I' m disappointed to learn that the quaint old town of San Jose is 1 ½ miles away from the marina so we will have to take a taxis instead of walking as I don't think I could handle the heat for that long of a walk. Greg & Rocky couldn't handle it either. I'm embarrassed when I am waiting to register at the office. Another sail boater is registering before me and he has brought all his boat documents which the clerk is going through. I didn't bring anything but my credit card and a few pesos. The marina manager comes into the room and I mention I didn't bring any papers from the boat. I told him in Cabo all they wanted to see was my money. He laughed and said if I knew the boat's documentation number that was all they needed. Luckily I have it memorized now. (Can't remember where I put anything, but I remember the boat's silly documentation number.) We don't need a dock gate key on our dock, but we will have to ride the dinghy across the marina to use the showers and the docks require a key card on that side. They want a $50 deposit for the key card which I don't have with me so I will have to come back later. I don't mind because the office is air conditioned and I think I could sit there all day long.
A pleasant surprise was that our cell phone works here. I called Jody and my mom to let them know where we were. Greg and Rocky discover a small grocery store just up from our dock and both arrive back at the boat with the largest Gatorades I have ever seen. They both promptly drink their whole drinks.

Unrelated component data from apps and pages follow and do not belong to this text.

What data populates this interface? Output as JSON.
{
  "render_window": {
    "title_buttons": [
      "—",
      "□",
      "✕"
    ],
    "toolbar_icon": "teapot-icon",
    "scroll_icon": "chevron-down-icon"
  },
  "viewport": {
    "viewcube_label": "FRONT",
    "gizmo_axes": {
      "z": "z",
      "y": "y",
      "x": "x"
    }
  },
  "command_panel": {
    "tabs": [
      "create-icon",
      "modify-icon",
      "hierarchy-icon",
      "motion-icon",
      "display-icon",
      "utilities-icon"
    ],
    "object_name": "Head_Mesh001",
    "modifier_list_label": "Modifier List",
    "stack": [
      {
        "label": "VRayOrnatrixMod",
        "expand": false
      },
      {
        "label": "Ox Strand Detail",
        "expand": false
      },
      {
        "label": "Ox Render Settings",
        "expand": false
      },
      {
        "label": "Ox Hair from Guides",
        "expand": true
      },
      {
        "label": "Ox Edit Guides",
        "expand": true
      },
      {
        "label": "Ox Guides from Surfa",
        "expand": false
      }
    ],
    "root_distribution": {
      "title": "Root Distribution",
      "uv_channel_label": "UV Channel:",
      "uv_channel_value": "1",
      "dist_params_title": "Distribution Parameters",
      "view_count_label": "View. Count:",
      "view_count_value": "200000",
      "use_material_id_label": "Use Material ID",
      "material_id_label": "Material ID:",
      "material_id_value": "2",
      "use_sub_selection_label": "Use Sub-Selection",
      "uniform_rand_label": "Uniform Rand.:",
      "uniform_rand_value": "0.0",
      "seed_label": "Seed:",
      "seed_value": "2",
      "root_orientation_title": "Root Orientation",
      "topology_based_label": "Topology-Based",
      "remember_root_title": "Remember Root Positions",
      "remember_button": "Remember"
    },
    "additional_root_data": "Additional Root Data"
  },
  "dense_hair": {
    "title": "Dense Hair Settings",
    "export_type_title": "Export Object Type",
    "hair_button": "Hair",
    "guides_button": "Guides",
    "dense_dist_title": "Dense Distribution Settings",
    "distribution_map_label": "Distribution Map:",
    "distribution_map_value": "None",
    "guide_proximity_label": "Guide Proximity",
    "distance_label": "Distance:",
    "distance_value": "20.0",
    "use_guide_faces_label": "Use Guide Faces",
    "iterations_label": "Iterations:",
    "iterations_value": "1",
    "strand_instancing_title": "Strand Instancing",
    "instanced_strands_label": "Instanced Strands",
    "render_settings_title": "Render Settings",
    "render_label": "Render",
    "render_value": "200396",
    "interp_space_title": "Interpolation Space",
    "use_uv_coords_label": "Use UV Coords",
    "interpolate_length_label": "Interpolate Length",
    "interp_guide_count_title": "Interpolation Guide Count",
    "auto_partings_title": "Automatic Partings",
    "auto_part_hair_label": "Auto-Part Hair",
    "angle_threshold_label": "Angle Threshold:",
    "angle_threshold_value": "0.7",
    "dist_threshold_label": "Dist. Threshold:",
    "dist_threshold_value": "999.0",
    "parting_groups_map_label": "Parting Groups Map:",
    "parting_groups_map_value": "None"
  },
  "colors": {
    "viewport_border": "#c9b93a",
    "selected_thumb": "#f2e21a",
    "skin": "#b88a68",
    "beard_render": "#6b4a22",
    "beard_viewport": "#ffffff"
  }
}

The next day we call the marina office on the vhf radio to request a taxi and off we go to town. The part of town by the beach is all expensive resort stuff so we head for the back side of town where the tourist area is. There is a large, lovely square with a stage for music and dancing, a beautiful church with bell towers and lots and lots of shops and restaurants. I had hoped they would ring the bells while we were in town but no such luck. We ate breakfast outside on a patio (hot cakes with pineapple & cinnamon for me. Yum. ) and checked out lots of shops (just what Greg loves to do). After a couple hours we were ready to go back to the boat for naps or reading or both.
Late in the afternoon I walked along the road that went back out along the entrance to the marina. I found a very steep beach with people fishing with nets and poles. I decided I had to at least get my feet wet in the ocean and discovered the water is warm. Very nice on the feet.
We are leaving for Los Frailes (The Friars) early tomorrow morning as light winds are predicted and we will probably have to motor most of the way. Los Frailes is 38 miles away at the very eastern tip of Baja.